TASK OBJECTIVE:
The response should consist of every record, reproduced exactly.

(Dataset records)
= = =

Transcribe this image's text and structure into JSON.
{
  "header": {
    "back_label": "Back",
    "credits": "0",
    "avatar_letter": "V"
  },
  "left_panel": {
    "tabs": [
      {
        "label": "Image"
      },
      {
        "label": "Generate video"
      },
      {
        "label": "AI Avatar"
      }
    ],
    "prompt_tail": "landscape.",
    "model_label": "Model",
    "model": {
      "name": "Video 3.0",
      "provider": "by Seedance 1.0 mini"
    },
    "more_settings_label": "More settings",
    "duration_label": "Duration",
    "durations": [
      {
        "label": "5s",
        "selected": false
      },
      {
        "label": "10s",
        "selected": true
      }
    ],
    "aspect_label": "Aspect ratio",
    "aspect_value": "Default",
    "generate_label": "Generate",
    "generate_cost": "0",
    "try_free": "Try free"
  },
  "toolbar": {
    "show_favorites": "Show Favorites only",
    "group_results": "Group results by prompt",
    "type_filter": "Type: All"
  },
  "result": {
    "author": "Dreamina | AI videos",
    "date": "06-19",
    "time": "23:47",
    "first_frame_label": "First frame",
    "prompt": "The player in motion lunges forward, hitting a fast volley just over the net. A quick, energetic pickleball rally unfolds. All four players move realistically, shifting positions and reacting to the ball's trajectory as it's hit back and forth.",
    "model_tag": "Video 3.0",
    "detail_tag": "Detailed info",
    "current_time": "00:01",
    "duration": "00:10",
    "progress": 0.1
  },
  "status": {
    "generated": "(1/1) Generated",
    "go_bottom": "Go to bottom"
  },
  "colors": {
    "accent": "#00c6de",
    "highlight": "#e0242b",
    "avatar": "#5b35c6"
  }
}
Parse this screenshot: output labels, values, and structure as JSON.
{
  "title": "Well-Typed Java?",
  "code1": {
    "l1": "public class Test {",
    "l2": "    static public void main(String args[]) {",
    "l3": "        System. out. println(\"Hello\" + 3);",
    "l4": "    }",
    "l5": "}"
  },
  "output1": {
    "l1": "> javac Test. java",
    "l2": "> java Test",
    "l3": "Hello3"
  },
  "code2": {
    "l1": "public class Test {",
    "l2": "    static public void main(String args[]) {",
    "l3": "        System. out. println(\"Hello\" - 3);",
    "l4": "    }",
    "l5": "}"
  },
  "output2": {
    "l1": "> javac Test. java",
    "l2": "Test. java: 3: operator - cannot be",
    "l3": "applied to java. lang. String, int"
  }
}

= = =

TASK RESPONSE:
Transcribe this image's text and structure into JSON.
{
  "header": {
    "back_label": "Back",
    "credits": "0",
    "avatar_letter": "V"
  },
  "left_panel": {
    "tabs": [
      {
        "label": "Image"
      },
      {
        "label": "Generate video"
      },
      {
        "label": "AI Avatar"
      }
    ],
    "prompt_tail": "landscape.",
    "model_label": "Model",
    "model": {
      "name": "Video 3.0",
      "provider": "by Seedance 1.0 mini"
    },
    "more_settings_label": "More settings",
    "duration_label": "Duration",
    "durations": [
      {
        "label": "5s",
        "selected": false
      },
      {
        "label": "10s",
        "selected": true
      }
    ],
    "aspect_label": "Aspect ratio",
    "aspect_value": "Default",
    "generate_label": "Generate",
    "generate_cost": "0",
    "try_free": "Try free"
  },
  "toolbar": {
    "show_favorites": "Show Favorites only",
    "group_results": "Group results by prompt",
    "type_filter": "Type: All"
  },
  "result": {
    "author": "Dreamina | AI videos",
    "date": "06-19",
    "time": "23:47",
    "first_frame_label": "First frame",
    "prompt": "The player in motion lunges forward, hitting a fast volley just over the net. A quick, energetic pickleball rally unfolds. All four players move realistically, shifting positions and reacting to the ball's trajectory as it's hit back and forth.",
    "model_tag": "Video 3.0",
    "detail_tag": "Detailed info",
    "current_time": "00:01",
    "duration": "00:10",
    "progress": 0.1
  },
  "status": {
    "generated": "(1/1) Generated",
    "go_bottom": "Go to bottom"
  },
  "colors": {
    "accent": "#00c6de",
    "highlight": "#e0242b",
    "avatar": "#5b35c6"
  }
}
Parse this screenshot: output labels, values, and structure as JSON.
{
  "title": "Well-Typed Java?",
  "code1": {
    "l1": "public class Test {",
    "l2": "    static public void main(String args[]) {",
    "l3": "        System. out. println(\"Hello\" + 3);",
    "l4": "    }",
    "l5": "}"
  },
  "output1": {
    "l1": "> javac Test. java",
    "l2": "> java Test",
    "l3": "Hello3"
  },
  "code2": {
    "l1": "public class Test {",
    "l2": "    static public void main(String args[]) {",
    "l3": "        System. out. println(\"Hello\" - 3);",
    "l4": "    }",
    "l5": "}"
  },
  "output2": {
    "l1": "> javac Test. java",
    "l2": "Test. java: 3: operator - cannot be",
    "l3": "applied to java. lang. String, int"
  }
}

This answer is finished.